═══ Data to process
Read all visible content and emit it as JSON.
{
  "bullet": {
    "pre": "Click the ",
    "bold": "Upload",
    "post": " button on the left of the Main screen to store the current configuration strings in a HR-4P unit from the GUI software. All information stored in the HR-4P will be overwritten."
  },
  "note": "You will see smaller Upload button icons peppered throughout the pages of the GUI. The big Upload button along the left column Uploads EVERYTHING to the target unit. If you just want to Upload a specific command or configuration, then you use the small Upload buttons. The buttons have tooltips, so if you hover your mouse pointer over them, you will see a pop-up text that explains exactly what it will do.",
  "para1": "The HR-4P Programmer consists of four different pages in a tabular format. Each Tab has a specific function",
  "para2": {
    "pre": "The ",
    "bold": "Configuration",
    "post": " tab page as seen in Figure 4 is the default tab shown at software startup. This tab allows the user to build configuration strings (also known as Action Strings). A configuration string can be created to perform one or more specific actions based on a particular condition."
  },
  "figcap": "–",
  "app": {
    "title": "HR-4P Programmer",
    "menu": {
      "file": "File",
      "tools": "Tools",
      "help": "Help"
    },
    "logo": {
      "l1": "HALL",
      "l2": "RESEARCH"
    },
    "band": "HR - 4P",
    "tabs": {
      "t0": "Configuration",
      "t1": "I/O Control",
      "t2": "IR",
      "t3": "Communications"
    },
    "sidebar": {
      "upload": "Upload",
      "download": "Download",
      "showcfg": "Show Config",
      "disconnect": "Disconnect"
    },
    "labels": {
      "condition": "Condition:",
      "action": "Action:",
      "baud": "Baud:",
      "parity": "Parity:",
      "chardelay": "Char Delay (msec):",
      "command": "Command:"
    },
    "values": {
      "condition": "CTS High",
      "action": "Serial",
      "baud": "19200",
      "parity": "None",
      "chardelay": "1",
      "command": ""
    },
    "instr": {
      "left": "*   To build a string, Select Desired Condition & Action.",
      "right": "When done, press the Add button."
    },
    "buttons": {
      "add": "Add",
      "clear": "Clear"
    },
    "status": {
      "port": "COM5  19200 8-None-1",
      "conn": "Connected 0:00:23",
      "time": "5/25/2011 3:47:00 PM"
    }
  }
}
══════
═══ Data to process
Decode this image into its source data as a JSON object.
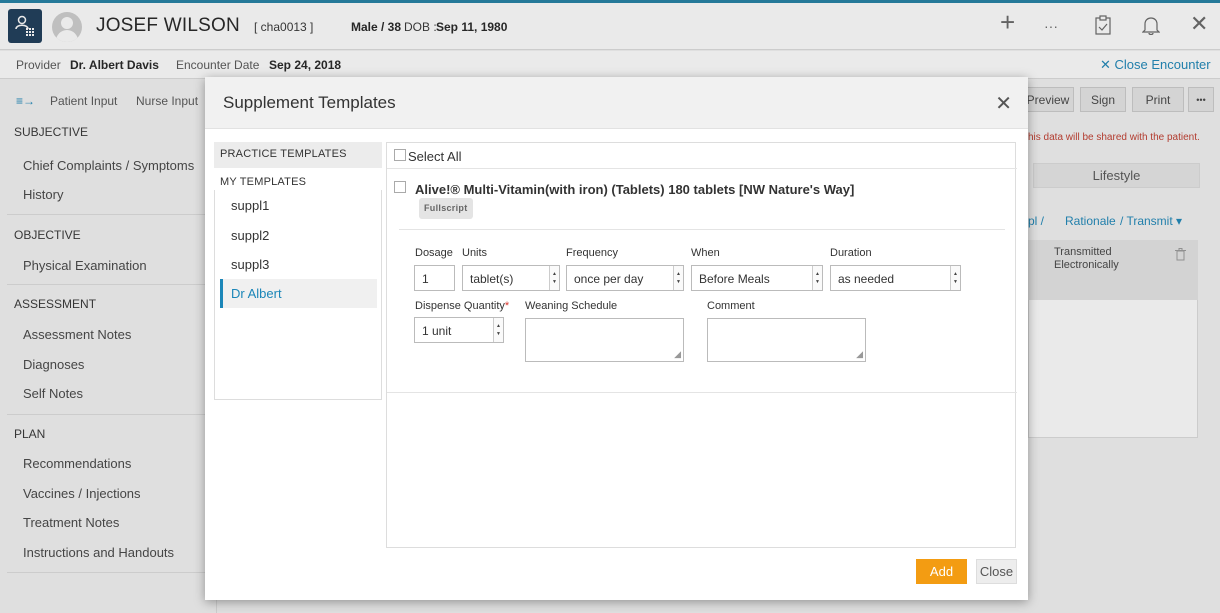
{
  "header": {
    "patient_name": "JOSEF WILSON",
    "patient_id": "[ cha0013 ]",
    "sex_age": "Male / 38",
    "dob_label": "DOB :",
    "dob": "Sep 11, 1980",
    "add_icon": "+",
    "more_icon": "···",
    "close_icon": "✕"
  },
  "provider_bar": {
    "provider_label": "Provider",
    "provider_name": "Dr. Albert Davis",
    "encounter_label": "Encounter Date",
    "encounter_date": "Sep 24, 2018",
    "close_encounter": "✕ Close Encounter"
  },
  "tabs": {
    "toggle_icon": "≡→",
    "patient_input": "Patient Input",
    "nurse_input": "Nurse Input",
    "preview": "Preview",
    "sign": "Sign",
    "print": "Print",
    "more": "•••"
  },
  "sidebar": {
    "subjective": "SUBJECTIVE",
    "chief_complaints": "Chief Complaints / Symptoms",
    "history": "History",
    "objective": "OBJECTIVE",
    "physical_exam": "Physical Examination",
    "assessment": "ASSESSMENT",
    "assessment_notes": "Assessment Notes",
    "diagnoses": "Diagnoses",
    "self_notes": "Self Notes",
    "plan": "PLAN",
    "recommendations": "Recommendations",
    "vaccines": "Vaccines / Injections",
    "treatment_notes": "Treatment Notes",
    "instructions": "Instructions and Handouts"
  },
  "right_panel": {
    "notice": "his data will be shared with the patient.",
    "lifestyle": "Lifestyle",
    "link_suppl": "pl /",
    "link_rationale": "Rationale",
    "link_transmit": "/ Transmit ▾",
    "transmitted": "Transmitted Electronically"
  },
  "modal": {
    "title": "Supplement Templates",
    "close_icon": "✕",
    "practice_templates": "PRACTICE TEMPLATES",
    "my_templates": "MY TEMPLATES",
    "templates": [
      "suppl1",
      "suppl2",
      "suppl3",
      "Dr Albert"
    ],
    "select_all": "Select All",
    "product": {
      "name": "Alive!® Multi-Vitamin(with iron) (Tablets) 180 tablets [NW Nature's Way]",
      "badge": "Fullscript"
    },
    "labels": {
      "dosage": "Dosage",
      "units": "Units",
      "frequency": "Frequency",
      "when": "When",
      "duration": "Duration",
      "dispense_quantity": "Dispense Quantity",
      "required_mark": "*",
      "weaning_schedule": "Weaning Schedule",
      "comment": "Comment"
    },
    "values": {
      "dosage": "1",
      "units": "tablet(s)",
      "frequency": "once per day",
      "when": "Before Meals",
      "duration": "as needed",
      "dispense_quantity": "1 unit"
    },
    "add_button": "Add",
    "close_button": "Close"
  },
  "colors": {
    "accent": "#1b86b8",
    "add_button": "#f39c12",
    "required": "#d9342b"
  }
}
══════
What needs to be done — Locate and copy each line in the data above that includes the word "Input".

Task answer —
    "patient_input": "Patient Input",
    "nurse_input": "Nurse Input",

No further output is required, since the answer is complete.